The logical first stop on the Kahlo-Rivera trail is the Museo Frida Kahlo (Frida Kahlo Museum) in the peaceful neighborhood of Coyoacan. The museum is also known as La Casa Azul, or The Blue House, thanks to its striking exterior color. Frida Kahlo was born here in 1907 and died here. Artwork, personal furnishings and her creative studio provide a glimpse into her life and work.
A special area that hosts temporary exhibits is showing “Las Apariencias Enganan: Los Vestidos de Frida Kahlo” (“Appearances Can Be Deceiving: Frida Kahlo’s Wardrobe”). It’s billed as the first exhibit focused on the artist’s clothing, including never-before-seen dresses found in 2004 in La Casa Azul. The exhibit will run through September 2014.
Museo Casa Estudio Diego Rivera y Frida Kahlo
The Museo Casa Estudio Diego Rivera y Frida Kahlo (Diego Rivera and Frida Kahlo Home Studio Museum) served as their home and workspace between 1930 and 1940. The two tower-like structures served as separate homes for each of the famed artists. Walking around Rivera’s expansive studio is an especially memorable experience. An easel holds his painting of actress Dolores Del Rio and paints sit on a table, creating the sense that this larger-than-life artist could walk in at any moment to continue his work.
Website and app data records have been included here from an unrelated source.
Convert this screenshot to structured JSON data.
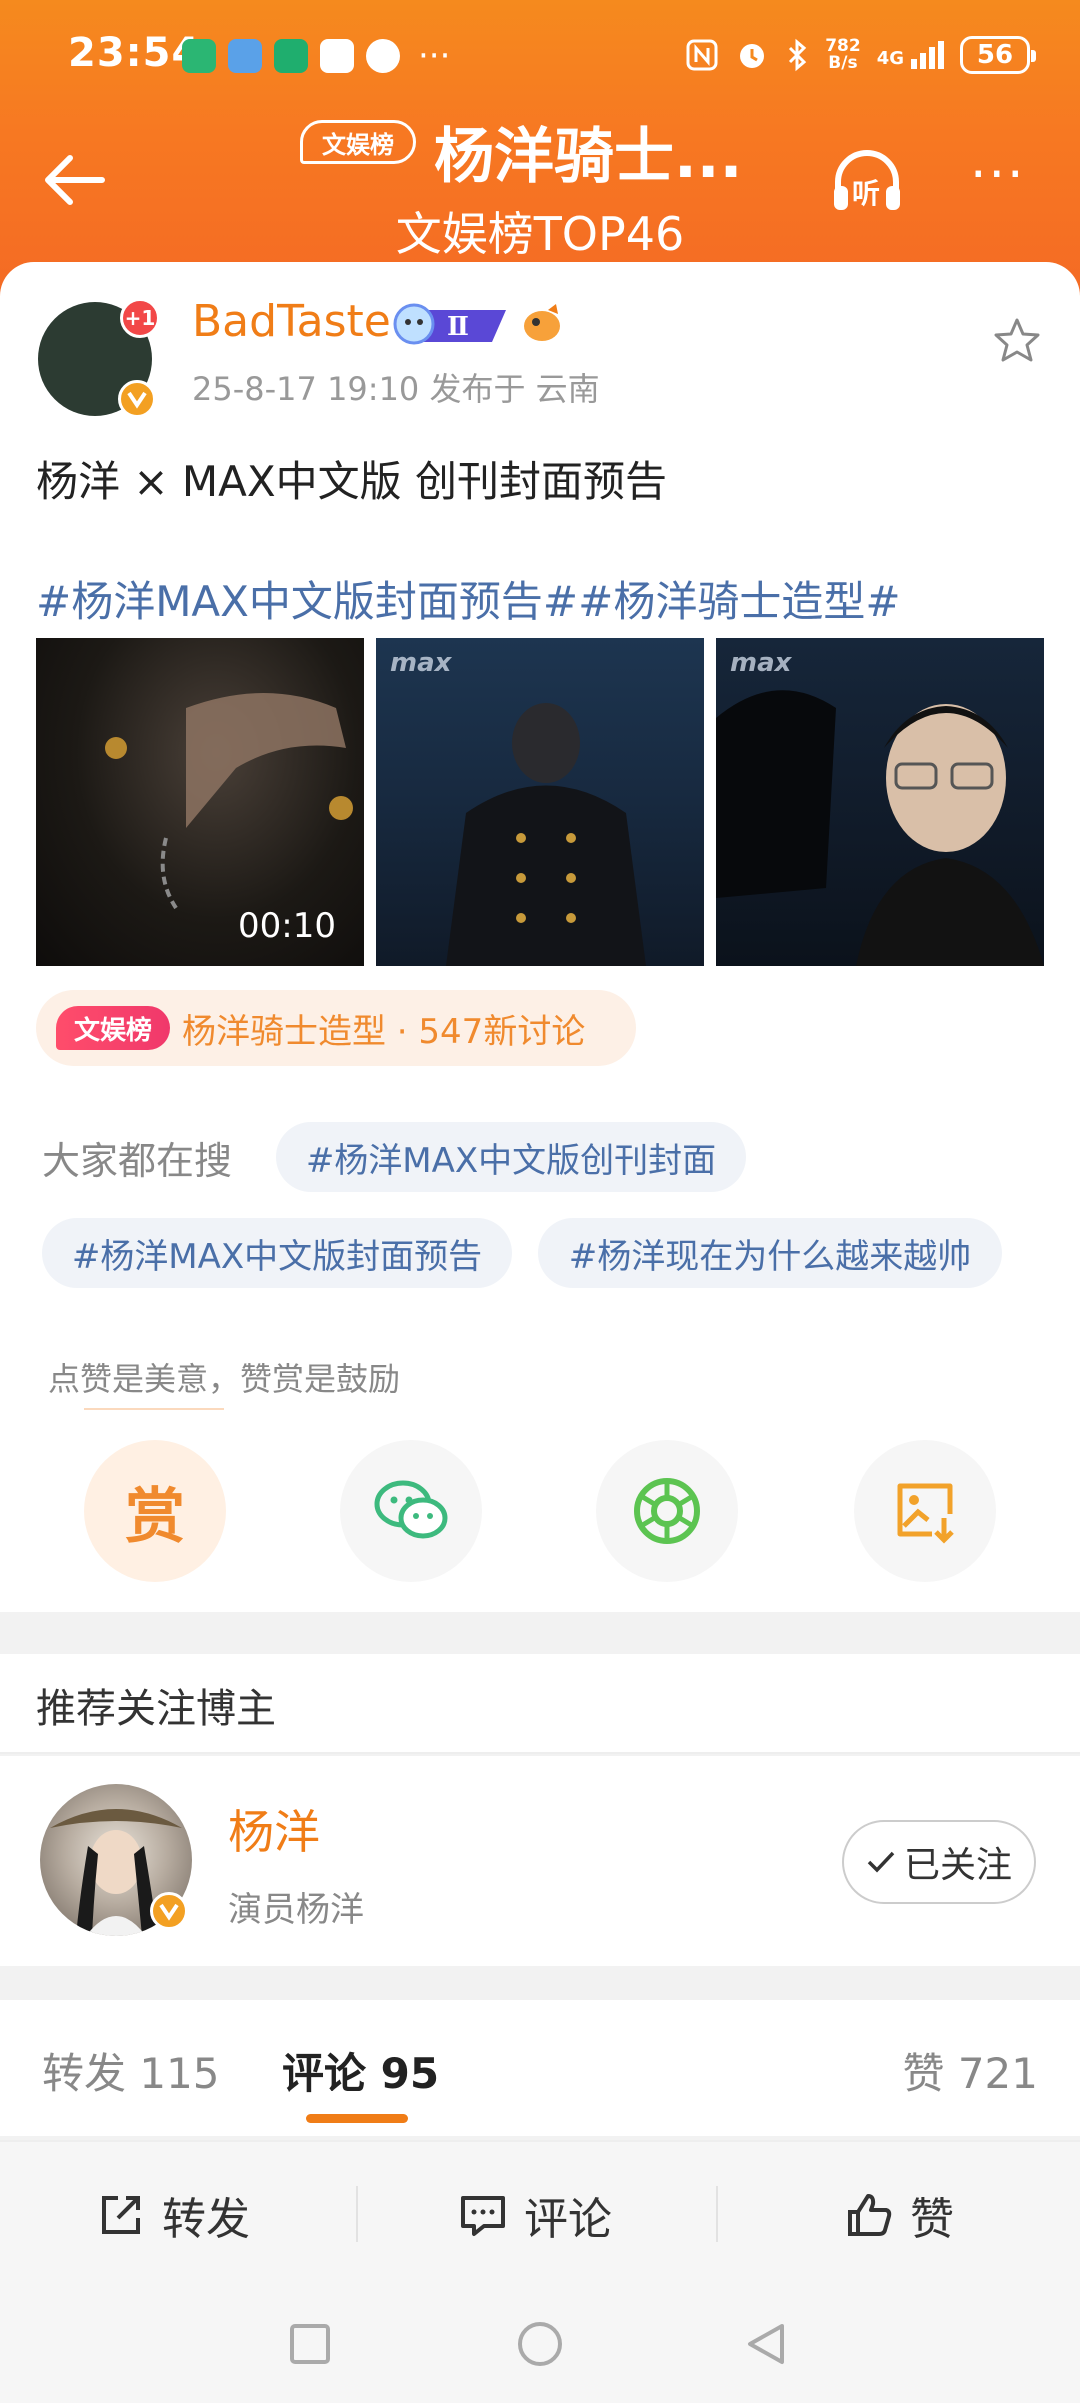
{
  "status_bar": {
    "time": "23:54",
    "net_speed_top": "782",
    "net_speed_bottom": "B/s",
    "network": "4G",
    "battery": "56"
  },
  "header": {
    "badge": "文娱榜",
    "title": "杨洋骑士...",
    "subtitle": "文娱榜TOP46",
    "listen_label": "听"
  },
  "post": {
    "author": "BadTaste",
    "notification_badge": "+1",
    "level_badge": "Ⅱ",
    "meta": "25-8-17 19:10   发布于 云南",
    "text": "杨洋 × MAX中文版 创刊封面预告",
    "hashtags": "#杨洋MAX中文版封面预告##杨洋骑士造型#",
    "video_duration": "00:10",
    "image_brand": "max"
  },
  "topic": {
    "badge": "文娱榜",
    "text": "杨洋骑士造型 · 547新讨论"
  },
  "search": {
    "label": "大家都在搜",
    "chips": [
      "#杨洋MAX中文版创刊封面",
      "#杨洋MAX中文版封面预告",
      "#杨洋现在为什么越来越帅"
    ]
  },
  "reward": {
    "hint": "点赞是美意，赞赏是鼓励",
    "reward_label": "赏"
  },
  "recommend": {
    "title": "推荐关注博主",
    "name": "杨洋",
    "desc": "演员杨洋",
    "follow_label": "已关注"
  },
  "tabs": {
    "repost": "转发 115",
    "comment": "评论 95",
    "like": "赞 721"
  },
  "actions": {
    "repost": "转发",
    "comment": "评论",
    "like": "赞"
  },
  "colors": {
    "brand_orange": "#f07d17",
    "header_start": "#f58a1e",
    "link_blue": "#4a6fa8"
  }
}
For cutting edge art and architecture, head to Mexico City’s two newest large art museums, both in the upscale Nuevo Polanco district.
It’s hard to miss the Museo Soumaya (Soumaya Museum), which is set in an eye-catching building made from 16,000 gleaming hexagonal aluminum plates. The museum’s galleries showcase works from the nearly 70,000-piece personal collection of Carlos Slim, a businessman who by many counts is the world’s richest man.
Just across the street from Museo Soumaya is Museo Jumex (Jumex Museum), which opened in 2013. The museum features rotating exhibits of modern and contemporary art from the Jumex Collection, one of the largest private art collections in Latin America.